Then, as now, MGs are required to give back 40 hours of volunteer work the first year, and 20 hours a year thereafter. Projects include working in the county extension office, answering phones and talking to people who bring in plant material for which they are seeking answers.
The most visible contributions of the MG programs are the landscape projects maintained by the volunteers on public property. Many of the gardens around public buildings, the State Capital, the Governor’s Mansion and county courthouses are maintained by Master Gardeners.
While the average MG trainee is a 55-year-old female, the youngest Master Gardener in Arkansas was a 12-year-old home-schooled student, and several teenagers have gone through the program along with their parents. To learn more about the Master Gardener program, go to http://www.arhomeandgarden.org/master_gardener.htm where you’ll find links to county MG programs.
Master Gardeners represent a diverse group of people from all walks of life. Many have made friends for a lifetime. For some, it’s a hobby. For others, horticulture has become a career. They have taken jobs at nurseries or started up their own landscaping businesses.

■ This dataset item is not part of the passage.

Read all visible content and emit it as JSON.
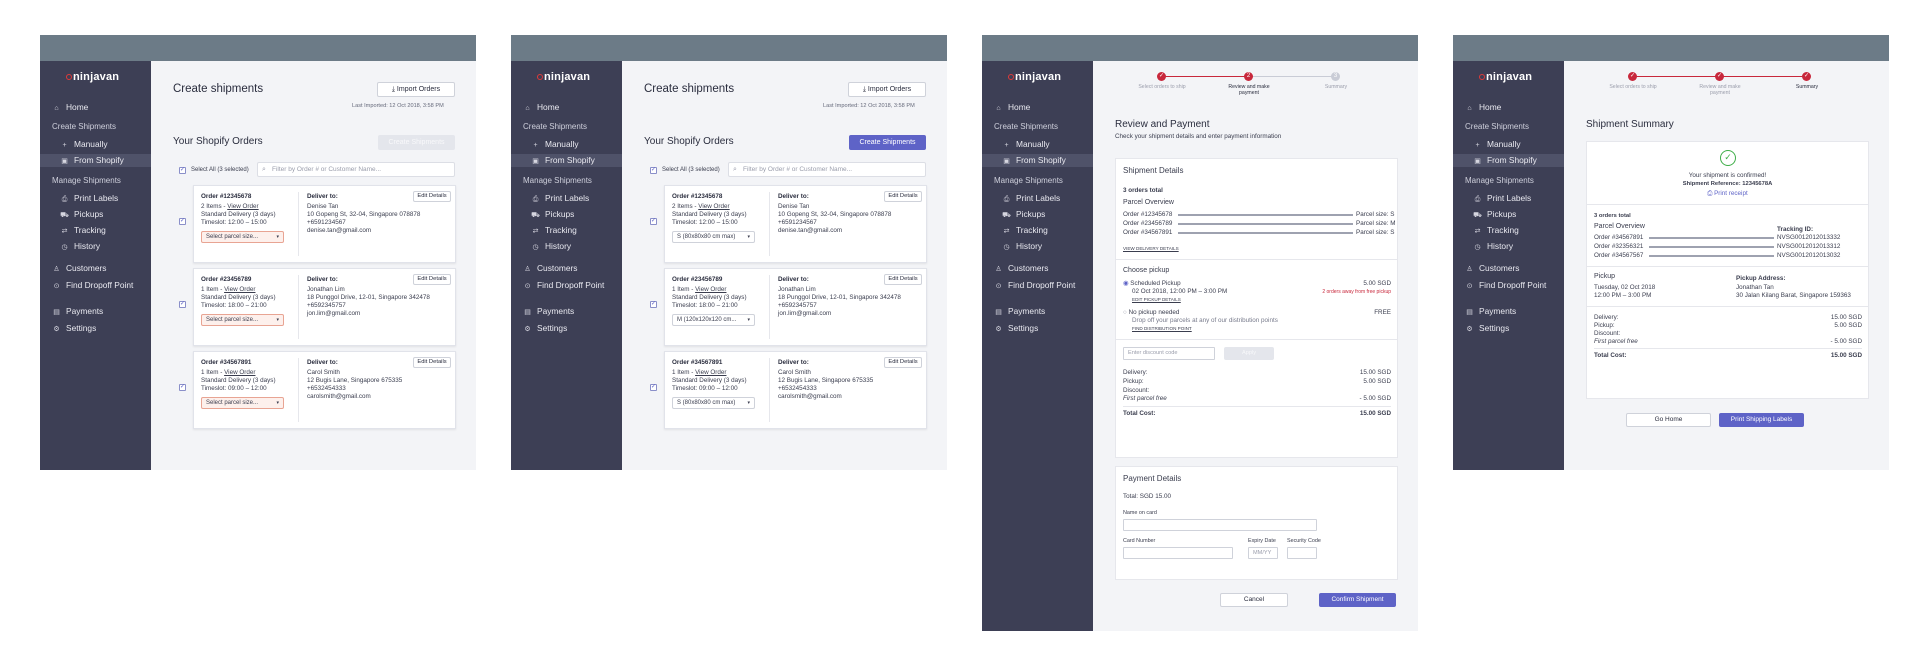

Carson’s current schedule is as hectic as it was when she first began. She traverses the state to speak at county workshops, MG plant sales and coordinate the many other duties of her job as the “First Lady of Arkansas horticulture.” She will average 25,000 miles a year to visit county programs, serve as a speaker for community and MG training and to oversee the MG state conference in the spring and a leadership conference in the fall.
Carson is viewed as an expert on the national MG scene as well. Arkansas hosted the International MG conference in 2007 to rave reviews. This year’s conference is an Alaskan cruise, for which the Arkansas team has coordinated speakers and excursions while the Washington state organization has handled the logistics. Another perk of being an Arkie MG are the annual international trips Carson leads to such memorable locations as Costa Rica, Ireland and Italy.
In her spare time, she loves to cook, read, and yes, garden. She and her husband Clay have been in a supper club for more than 20 years. During the early school years of her two children, Carson was a Scout leader, served on the PTA and was a room mom. Now adults, both live in the Little Rock area.
While all 50 states and the Canadian provinces have an MG program in place, I’m a bit prejudiced in saying that Arkansas’ program thrives by providing leadership through advanced training classes for MGs and community training at the local and state level. Wherever she lands, her first task is to take photos for her daily blog, In the Garden with Janet Carson, a blog about gardening in Arkansas: http://uofacesmg.wordpress.com. She’s currently featuring two mystery plants of the day to be identified the following day. She promises that the reader will learn at least 100 plants by the end of the contest.
Whether it has been training Master Gardeners, giving advice to weekend gardeners or lecturing plant lovers at the garden events, Janet Carson has spent a career teaching the how-to of horticulture. Her knowledge clearly defines her as an expert, and her passion for sharing her knowledge makes her accessible to the novice and the practiced gardener.
A Conway resident, Jan Spann has been gardening for 20-plus years and has been involved with the Faulkner County Master Gardeners for 11 years. She and her husband, Randy, have five children and eight grandchildren.